» **Your goal**
Every record that follows should be written out again without any change.

» **Study material**
• • •

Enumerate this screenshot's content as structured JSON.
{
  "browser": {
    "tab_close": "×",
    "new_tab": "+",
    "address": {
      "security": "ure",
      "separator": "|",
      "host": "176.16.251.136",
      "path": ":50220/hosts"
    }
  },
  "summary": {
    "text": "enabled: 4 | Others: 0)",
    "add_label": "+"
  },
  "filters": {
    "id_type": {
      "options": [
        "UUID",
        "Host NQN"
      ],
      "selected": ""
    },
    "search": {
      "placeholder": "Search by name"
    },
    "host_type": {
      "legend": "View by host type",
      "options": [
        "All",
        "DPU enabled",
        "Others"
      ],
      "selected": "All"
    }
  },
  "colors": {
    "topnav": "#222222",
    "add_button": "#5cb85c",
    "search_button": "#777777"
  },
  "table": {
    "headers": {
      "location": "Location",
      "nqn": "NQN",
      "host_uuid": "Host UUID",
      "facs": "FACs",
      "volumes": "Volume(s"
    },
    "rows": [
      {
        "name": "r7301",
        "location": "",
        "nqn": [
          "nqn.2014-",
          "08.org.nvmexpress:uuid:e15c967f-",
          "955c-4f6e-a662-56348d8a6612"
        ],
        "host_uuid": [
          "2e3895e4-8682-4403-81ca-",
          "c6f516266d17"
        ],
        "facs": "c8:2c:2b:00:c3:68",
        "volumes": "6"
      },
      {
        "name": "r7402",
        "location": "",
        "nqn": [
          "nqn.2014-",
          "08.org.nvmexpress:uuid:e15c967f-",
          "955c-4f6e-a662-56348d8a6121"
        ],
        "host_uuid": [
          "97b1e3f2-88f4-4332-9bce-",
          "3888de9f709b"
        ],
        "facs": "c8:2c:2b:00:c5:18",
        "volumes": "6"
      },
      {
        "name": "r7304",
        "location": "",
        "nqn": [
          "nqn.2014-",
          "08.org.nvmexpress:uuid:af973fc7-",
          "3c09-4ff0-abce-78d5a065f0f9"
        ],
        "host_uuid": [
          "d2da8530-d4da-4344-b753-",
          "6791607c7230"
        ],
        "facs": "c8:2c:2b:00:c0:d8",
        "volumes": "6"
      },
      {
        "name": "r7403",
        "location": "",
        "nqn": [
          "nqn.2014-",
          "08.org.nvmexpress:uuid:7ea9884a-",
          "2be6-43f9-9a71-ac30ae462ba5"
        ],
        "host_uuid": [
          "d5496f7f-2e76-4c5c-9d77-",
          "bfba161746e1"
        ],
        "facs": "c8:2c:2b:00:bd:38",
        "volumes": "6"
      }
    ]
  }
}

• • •

» **Exercise response**
Enumerate this screenshot's content as structured JSON.
{
  "browser": {
    "tab_close": "×",
    "new_tab": "+",
    "address": {
      "security": "ure",
      "separator": "|",
      "host": "176.16.251.136",
      "path": ":50220/hosts"
    }
  },
  "summary": {
    "text": "enabled: 4 | Others: 0)",
    "add_label": "+"
  },
  "filters": {
    "id_type": {
      "options": [
        "UUID",
        "Host NQN"
      ],
      "selected": ""
    },
    "search": {
      "placeholder": "Search by name"
    },
    "host_type": {
      "legend": "View by host type",
      "options": [
        "All",
        "DPU enabled",
        "Others"
      ],
      "selected": "All"
    }
  },
  "colors": {
    "topnav": "#222222",
    "add_button": "#5cb85c",
    "search_button": "#777777"
  },
  "table": {
    "headers": {
      "location": "Location",
      "nqn": "NQN",
      "host_uuid": "Host UUID",
      "facs": "FACs",
      "volumes": "Volume(s"
    },
    "rows": [
      {
        "name": "r7301",
        "location": "",
        "nqn": [
          "nqn.2014-",
          "08.org.nvmexpress:uuid:e15c967f-",
          "955c-4f6e-a662-56348d8a6612"
        ],
        "host_uuid": [
          "2e3895e4-8682-4403-81ca-",
          "c6f516266d17"
        ],
        "facs": "c8:2c:2b:00:c3:68",
        "volumes": "6"
      },
      {
        "name": "r7402",
        "location": "",
        "nqn": [
          "nqn.2014-",
          "08.org.nvmexpress:uuid:e15c967f-",
          "955c-4f6e-a662-56348d8a6121"
        ],
        "host_uuid": [
          "97b1e3f2-88f4-4332-9bce-",
          "3888de9f709b"
        ],
        "facs": "c8:2c:2b:00:c5:18",
        "volumes": "6"
      },
      {
        "name": "r7304",
        "location": "",
        "nqn": [
          "nqn.2014-",
          "08.org.nvmexpress:uuid:af973fc7-",
          "3c09-4ff0-abce-78d5a065f0f9"
        ],
        "host_uuid": [
          "d2da8530-d4da-4344-b753-",
          "6791607c7230"
        ],
        "facs": "c8:2c:2b:00:c0:d8",
        "volumes": "6"
      },
      {
        "name": "r7403",
        "location": "",
        "nqn": [
          "nqn.2014-",
          "08.org.nvmexpress:uuid:7ea9884a-",
          "2be6-43f9-9a71-ac30ae462ba5"
        ],
        "host_uuid": [
          "d5496f7f-2e76-4c5c-9d77-",
          "bfba161746e1"
        ],
        "facs": "c8:2c:2b:00:bd:38",
        "volumes": "6"
      }
    ]
  }
}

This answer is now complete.